In addition, the disinfection of drinking water with chlorine leads to the formation of carcinogenic compounds (chloroform, chlorphenol, chlorides) in it, which provoke the development of respiratory diseases, gastritis, pneumonia.
Signs of hyperchloremia:
- acrid dry cough;
- chest pain
- pain in the eyes;
- dyspeptic disorders;
- Strong headache;
- dry mouth
- heaviness in the stomach;
- nausea, heartburn.
If hyperchloremia is not stopped for a long time, water accumulates in tissues and organs, which leads to a persistent increase in blood pressure. In severe cases, an excess of matter in the body is accompanied by a rise in body temperature and toxic pulmonary edema. Reduce the amount of salt consumed, as well as control the quality of drinking water, will help stabilize the water-salt balance.

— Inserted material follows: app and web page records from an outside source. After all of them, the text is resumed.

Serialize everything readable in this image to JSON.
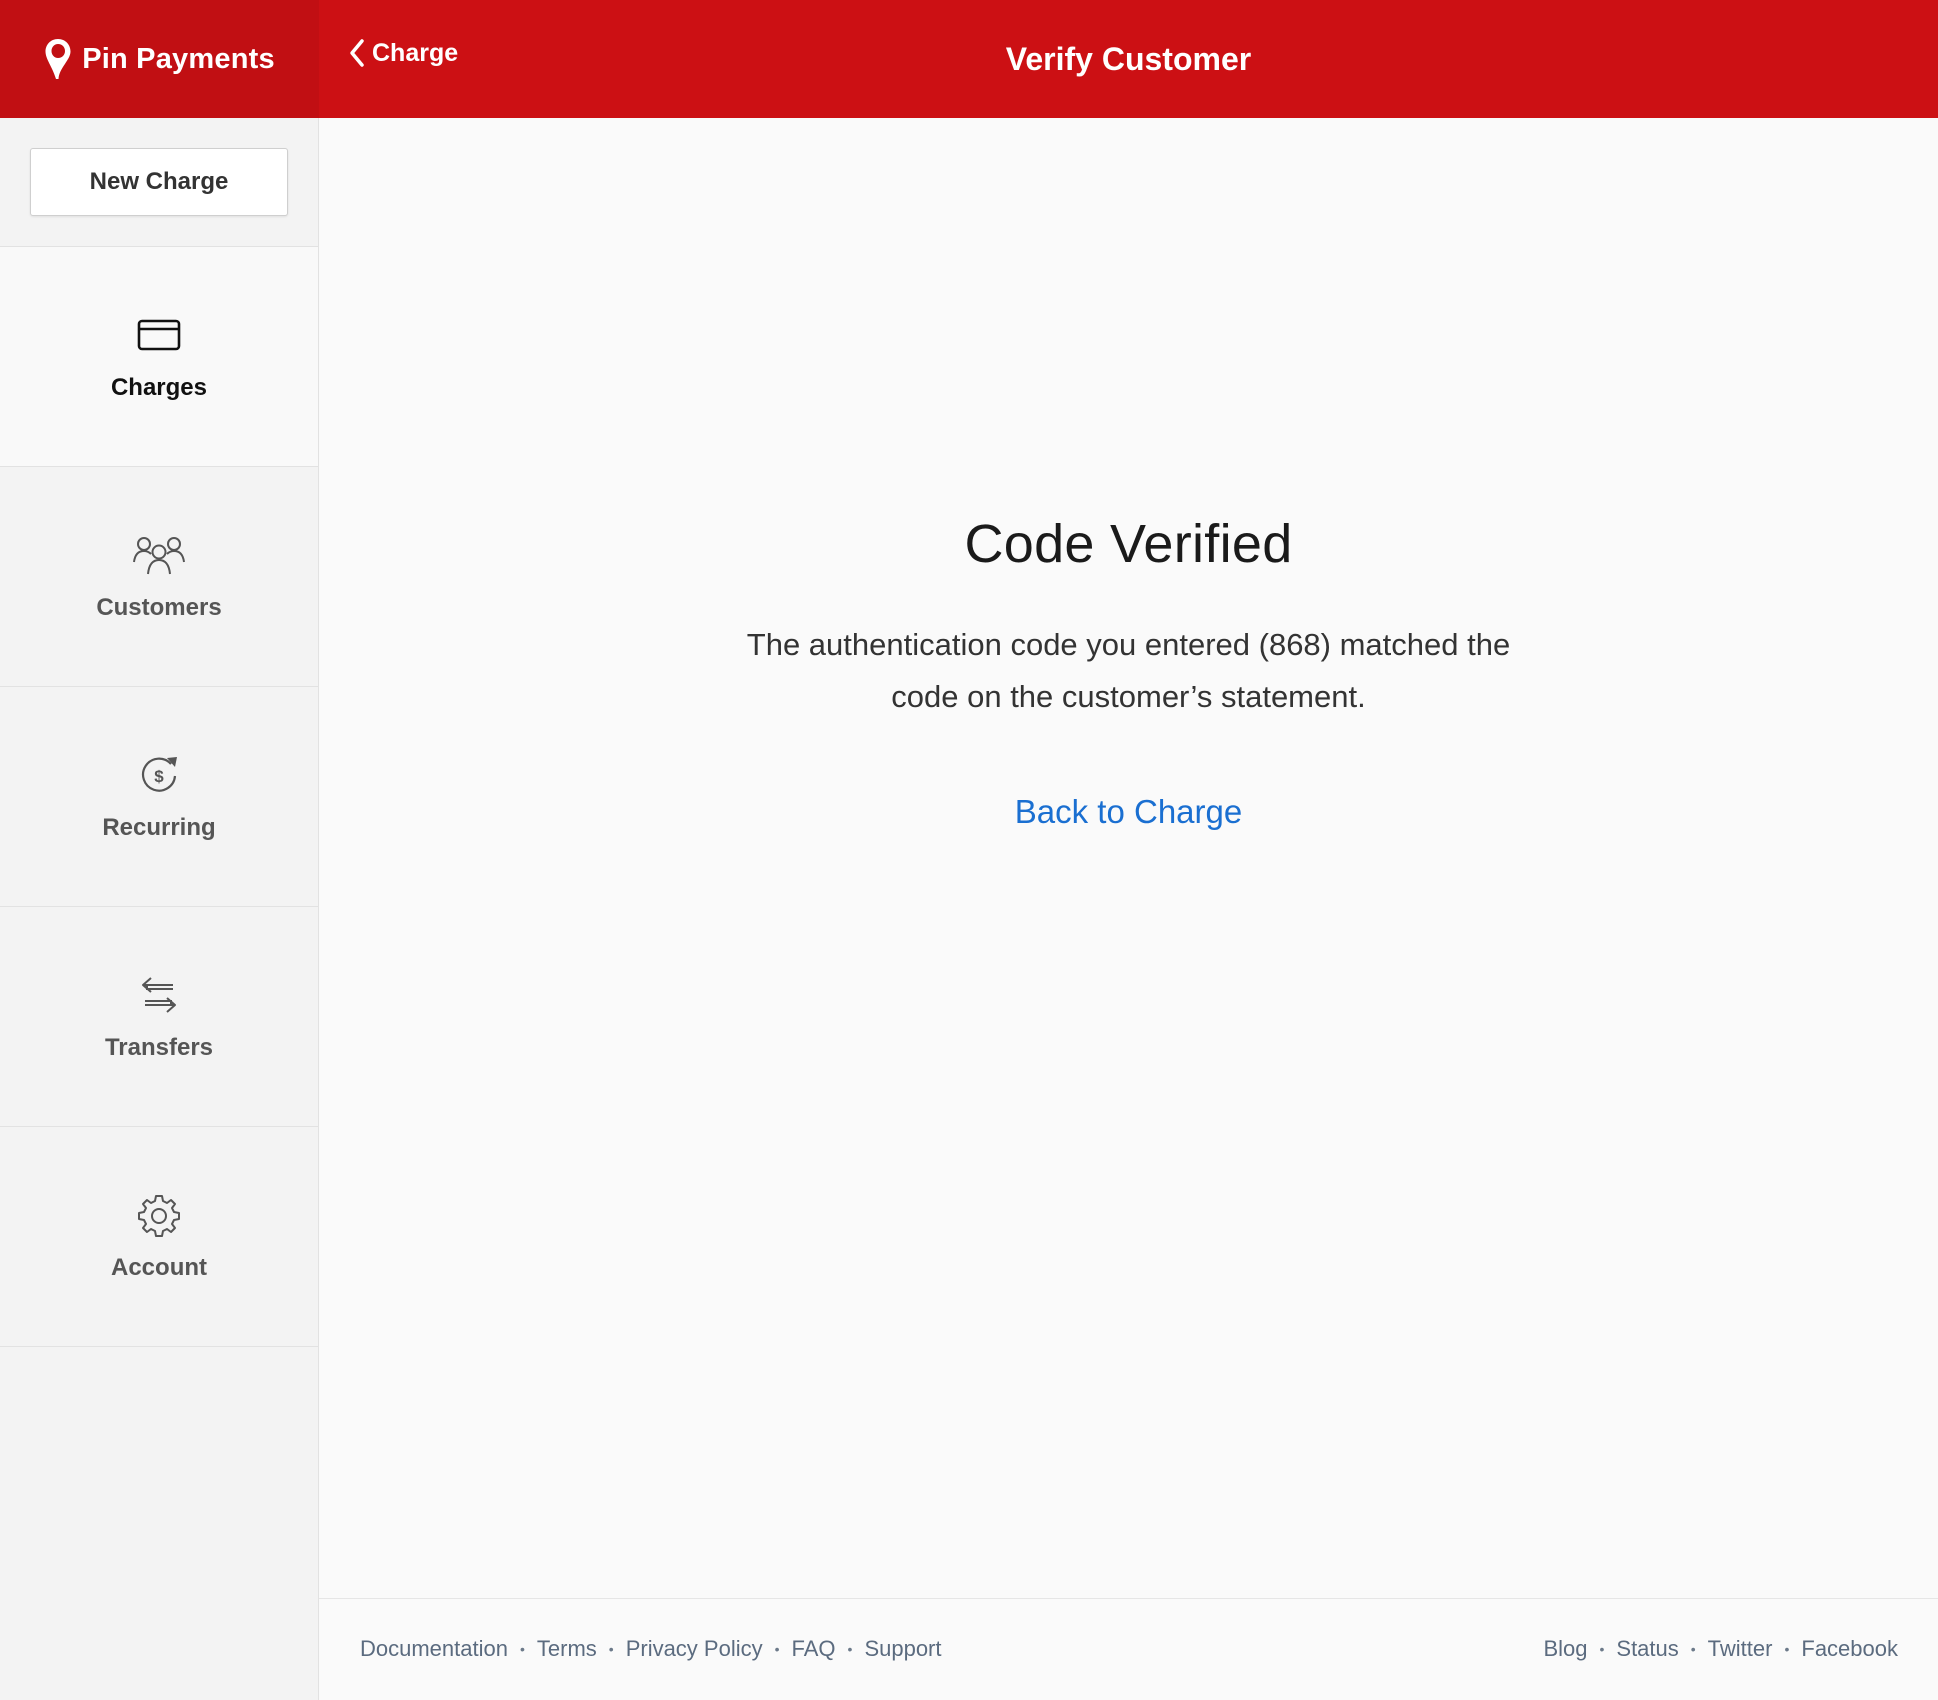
{
  "header": {
    "brand_name": "Pin Payments",
    "back_label": "Charge",
    "title": "Verify Customer",
    "color": "#cc1014"
  },
  "sidebar": {
    "new_charge_label": "New Charge",
    "items": [
      {
        "label": "Charges",
        "icon": "credit-card-icon",
        "active": true
      },
      {
        "label": "Customers",
        "icon": "users-icon",
        "active": false
      },
      {
        "label": "Recurring",
        "icon": "recurring-dollar-icon",
        "active": false
      },
      {
        "label": "Transfers",
        "icon": "transfer-arrows-icon",
        "active": false
      },
      {
        "label": "Account",
        "icon": "gear-icon",
        "active": false
      }
    ]
  },
  "main": {
    "heading": "Code Verified",
    "message": "The authentication code you entered (868) matched the code on the customer’s statement.",
    "back_link": "Back to Charge",
    "link_color": "#1a6fd1"
  },
  "footer": {
    "left_links": [
      "Documentation",
      "Terms",
      "Privacy Policy",
      "FAQ",
      "Support"
    ],
    "right_links": [
      "Blog",
      "Status",
      "Twitter",
      "Facebook"
    ],
    "separator": "•"
  }
}
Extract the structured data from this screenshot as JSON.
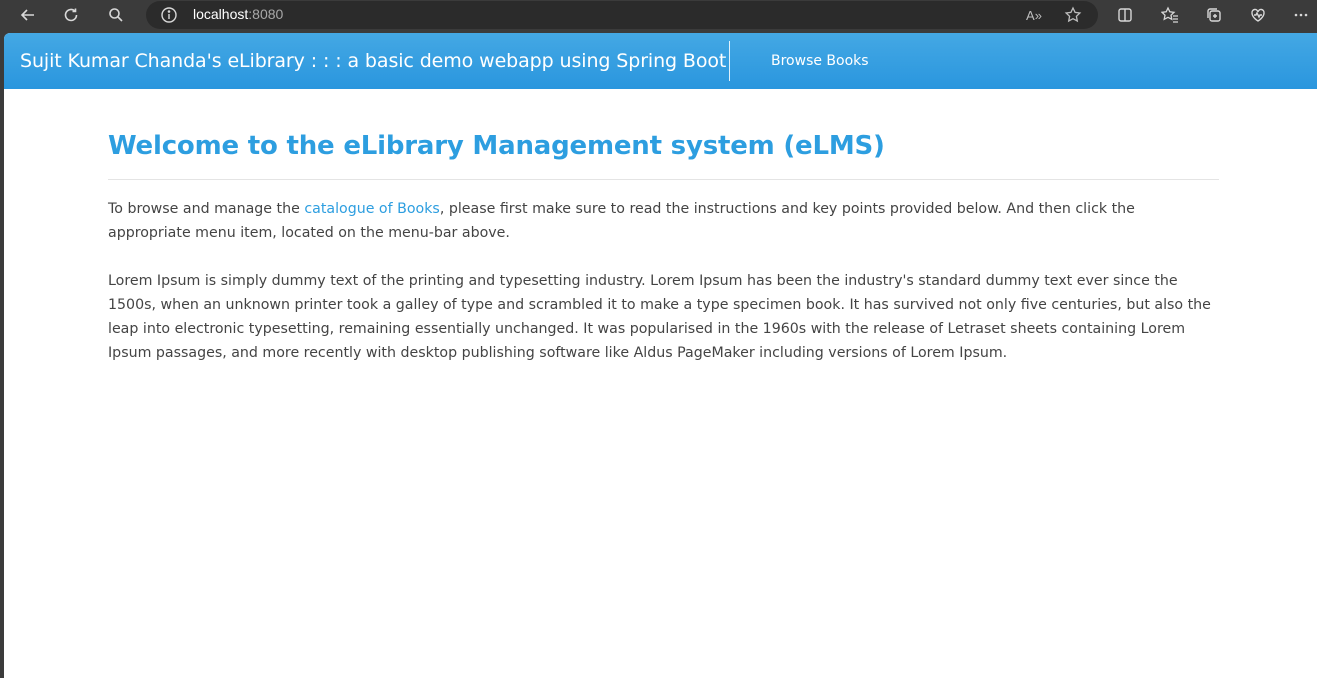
{
  "browser": {
    "url_host": "localhost",
    "url_port": ":8080",
    "read_aloud_label": "A»",
    "icons": [
      "back-icon",
      "refresh-icon",
      "search-icon",
      "site-info-icon",
      "read-aloud-icon",
      "favorite-star-icon",
      "split-screen-icon",
      "favorites-icon",
      "collections-icon",
      "browser-essentials-icon",
      "more-icon"
    ]
  },
  "navbar": {
    "brand": "Sujit Kumar Chanda's eLibrary : : : a basic demo webapp using Spring Boot",
    "links": [
      {
        "label": "Browse Books"
      }
    ]
  },
  "main": {
    "title": "Welcome to the eLibrary Management system (eLMS)",
    "intro_before": "To browse and manage the ",
    "intro_link": "catalogue of Books",
    "intro_after": ", please first make sure to read the instructions and key points provided below. And then click the appropriate menu item, located on the menu-bar above.",
    "lorem": "Lorem Ipsum is simply dummy text of the printing and typesetting industry. Lorem Ipsum has been the industry's standard dummy text ever since the 1500s, when an unknown printer took a galley of type and scrambled it to make a type specimen book. It has survived not only five centuries, but also the leap into electronic typesetting, remaining essentially unchanged. It was popularised in the 1960s with the release of Letraset sheets containing Lorem Ipsum passages, and more recently with desktop publishing software like Aldus PageMaker including versions of Lorem Ipsum."
  },
  "colors": {
    "navbar": "#2a96de",
    "accent": "#2d9ee0",
    "body_text": "#444444"
  }
}
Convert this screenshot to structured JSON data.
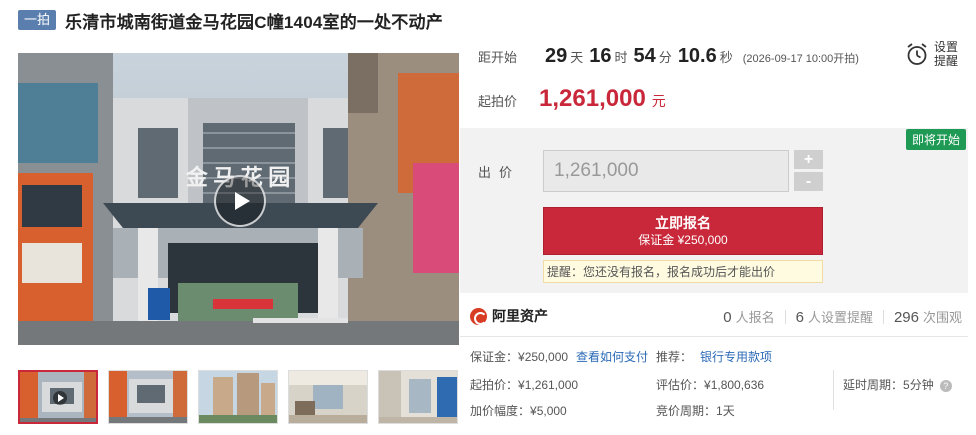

For dechlorination of the liquid, it is advisable to use multi-level cleaning mechanisms, carbon filters, boil or stand for 6 to 8 hours.
Sources of chlorine
In addition to chlorinated water, sodium chloride or common table salt is a natural storehouse of a macrocell. With this product, up to 90% of the daily rate of the compound enters the human body. In addition, it is present in seafood, cereals, animal proteins, vegetables, fruits and herbs.
|Product name||Chlorine content in 100 grams of product, milligrams|
|Cooking salt||59 000|
|Fish (hake, capelin, pollock, saury, herring)||170|
|Cow's milk (whole) 3 - 4%||115|
|Kefir (homemade) 3 - 4%||110|
Interestingly, adding a pinch of salt to the finished dish increases the concentration of chlorine in food by 3-5 times.
Chlorine is the most important biogenic element for the human body, which is part of almost all skin cells, blood and bone tissue.
This substance is involved in the formation of gastric juice, stimulation of enzymes, and the formation of blood plasma. The compound plays a key role in maintaining the acid - base and osmotic balance in lymph, blood, and cerebrospinal fluid. Along with this, chlorides potentiate the deposition of glycogen in the tissues of the liver, as a result of which the energy potential of the body increases, especially during physical exertion.
An imbalance of chlorine in the body, in 80% of cases, is accompanied by a deterioration in overall well-being and the appearance of secondary complications associated with neuromuscular disorders or heart failure.
The highest chlorine content in ordinary table salt, which is why hypochloremia in humans is a rare occurrence.